July 29, 2013
Four out of five US adults come to grips with joblessness, near-poverty or reliance on welfare for at least some parts of their lives. Over 41 percent of the nation’s poor are whites, according to a new report.
In 2011, 46.2 million people in the US were living in poverty and the nation’s official poverty rate was 15 percent, up from 14.3 percent in 2009, according to the US Census Bureau. That figure appears to be the highest number seen in the 52 years for which poverty estimates have been recorded.
Although poverty rates for blacks and Hispanics are proportionately nearly three times higher, by absolute numbers the predominant face of the poor is white, the latest report shows. Economic insecurity among whites is said to be more common than is shown in the government’s poverty data, engulfing over 76 percent of white adults by the time they turn 60, according to a new economic gauge being published next year by Oxford University Press.
Pessimism has been steadily growing across the country, with 63 percent of whites describing the US economy as ‘poor’ in the most recent AP-GfK poll. It’s believed that he growing gap between rich and poor and the loss of good-paying manufacturing jobs are to blame.
“If you do try to go apply for a job, they’re not hiring people, and they’re not paying that much to even go to work,” a Buchanan County resident, 52-year-old Irene Salyers said, adding that where she lives children have “nothing better to do than to get on drugs.”
Almost one out of sixteen people in the USA are living in deep poverty. The risks of poverty have been growing in recent decades, especially among people aged 35-55. For instance, people aged 35-45 had a 17 percent risk of encountering poverty during 1969-1989; the risk increased to 23 percent during the period 1989-2009.

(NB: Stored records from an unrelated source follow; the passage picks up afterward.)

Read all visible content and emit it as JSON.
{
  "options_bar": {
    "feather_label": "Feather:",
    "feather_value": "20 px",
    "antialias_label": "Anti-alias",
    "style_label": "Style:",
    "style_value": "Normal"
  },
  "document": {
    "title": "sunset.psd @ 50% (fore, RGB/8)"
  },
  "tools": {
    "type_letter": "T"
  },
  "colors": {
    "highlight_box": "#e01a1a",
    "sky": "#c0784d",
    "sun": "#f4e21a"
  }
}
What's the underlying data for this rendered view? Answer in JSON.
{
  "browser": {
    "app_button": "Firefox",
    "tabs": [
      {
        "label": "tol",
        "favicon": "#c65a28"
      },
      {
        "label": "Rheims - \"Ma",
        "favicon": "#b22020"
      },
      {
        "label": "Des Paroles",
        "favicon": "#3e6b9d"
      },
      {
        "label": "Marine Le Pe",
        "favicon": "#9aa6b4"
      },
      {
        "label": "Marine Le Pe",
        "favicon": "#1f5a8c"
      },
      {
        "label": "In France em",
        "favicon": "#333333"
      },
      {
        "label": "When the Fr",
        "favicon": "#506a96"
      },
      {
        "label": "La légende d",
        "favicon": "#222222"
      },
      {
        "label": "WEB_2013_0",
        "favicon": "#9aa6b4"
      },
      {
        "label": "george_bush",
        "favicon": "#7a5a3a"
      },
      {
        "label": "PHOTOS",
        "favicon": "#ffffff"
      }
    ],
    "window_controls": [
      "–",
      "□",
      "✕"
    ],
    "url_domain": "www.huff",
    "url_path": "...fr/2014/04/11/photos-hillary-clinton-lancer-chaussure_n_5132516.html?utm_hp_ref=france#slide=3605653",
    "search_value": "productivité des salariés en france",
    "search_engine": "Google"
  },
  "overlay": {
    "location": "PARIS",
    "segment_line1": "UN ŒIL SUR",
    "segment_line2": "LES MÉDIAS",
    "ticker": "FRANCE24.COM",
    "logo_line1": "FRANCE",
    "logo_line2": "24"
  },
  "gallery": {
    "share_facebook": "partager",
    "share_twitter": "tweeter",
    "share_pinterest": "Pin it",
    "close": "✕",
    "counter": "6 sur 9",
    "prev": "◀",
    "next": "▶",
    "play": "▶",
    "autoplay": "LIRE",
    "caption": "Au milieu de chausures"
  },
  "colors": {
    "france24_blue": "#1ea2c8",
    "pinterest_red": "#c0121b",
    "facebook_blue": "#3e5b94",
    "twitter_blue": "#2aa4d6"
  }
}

Over 19 million whites fall below the poverty line of $23,021 for a family of four, accounting for over 41 percent of the US destitute, nearly double the number of poor blacks, according to the survey data revealed by AP. By 2030 up to 85 percent of all working-age adults in the US will experience economic insecurity.